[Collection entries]
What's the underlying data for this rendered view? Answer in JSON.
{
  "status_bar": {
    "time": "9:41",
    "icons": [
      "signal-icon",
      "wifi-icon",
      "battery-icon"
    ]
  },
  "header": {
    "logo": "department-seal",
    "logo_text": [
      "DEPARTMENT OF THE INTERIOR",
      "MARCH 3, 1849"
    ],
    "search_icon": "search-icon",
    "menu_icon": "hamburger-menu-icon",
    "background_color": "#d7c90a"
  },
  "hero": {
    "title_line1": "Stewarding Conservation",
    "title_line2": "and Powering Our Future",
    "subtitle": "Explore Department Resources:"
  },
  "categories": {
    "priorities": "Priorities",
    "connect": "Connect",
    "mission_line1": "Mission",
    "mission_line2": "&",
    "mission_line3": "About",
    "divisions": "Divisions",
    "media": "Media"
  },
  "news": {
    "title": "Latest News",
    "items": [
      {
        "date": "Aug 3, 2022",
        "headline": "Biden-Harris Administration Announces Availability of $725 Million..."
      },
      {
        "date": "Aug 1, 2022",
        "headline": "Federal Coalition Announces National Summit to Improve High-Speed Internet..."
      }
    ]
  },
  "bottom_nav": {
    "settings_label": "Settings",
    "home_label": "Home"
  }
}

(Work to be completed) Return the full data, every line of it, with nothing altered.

(Task output)
What's the underlying data for this rendered view? Answer in JSON.
{
  "status_bar": {
    "time": "9:41",
    "icons": [
      "signal-icon",
      "wifi-icon",
      "battery-icon"
    ]
  },
  "header": {
    "logo": "department-seal",
    "logo_text": [
      "DEPARTMENT OF THE INTERIOR",
      "MARCH 3, 1849"
    ],
    "search_icon": "search-icon",
    "menu_icon": "hamburger-menu-icon",
    "background_color": "#d7c90a"
  },
  "hero": {
    "title_line1": "Stewarding Conservation",
    "title_line2": "and Powering Our Future",
    "subtitle": "Explore Department Resources:"
  },
  "categories": {
    "priorities": "Priorities",
    "connect": "Connect",
    "mission_line1": "Mission",
    "mission_line2": "&",
    "mission_line3": "About",
    "divisions": "Divisions",
    "media": "Media"
  },
  "news": {
    "title": "Latest News",
    "items": [
      {
        "date": "Aug 3, 2022",
        "headline": "Biden-Harris Administration Announces Availability of $725 Million..."
      },
      {
        "date": "Aug 1, 2022",
        "headline": "Federal Coalition Announces National Summit to Improve High-Speed Internet..."
      }
    ]
  },
  "bottom_nav": {
    "settings_label": "Settings",
    "home_label": "Home"
  }
}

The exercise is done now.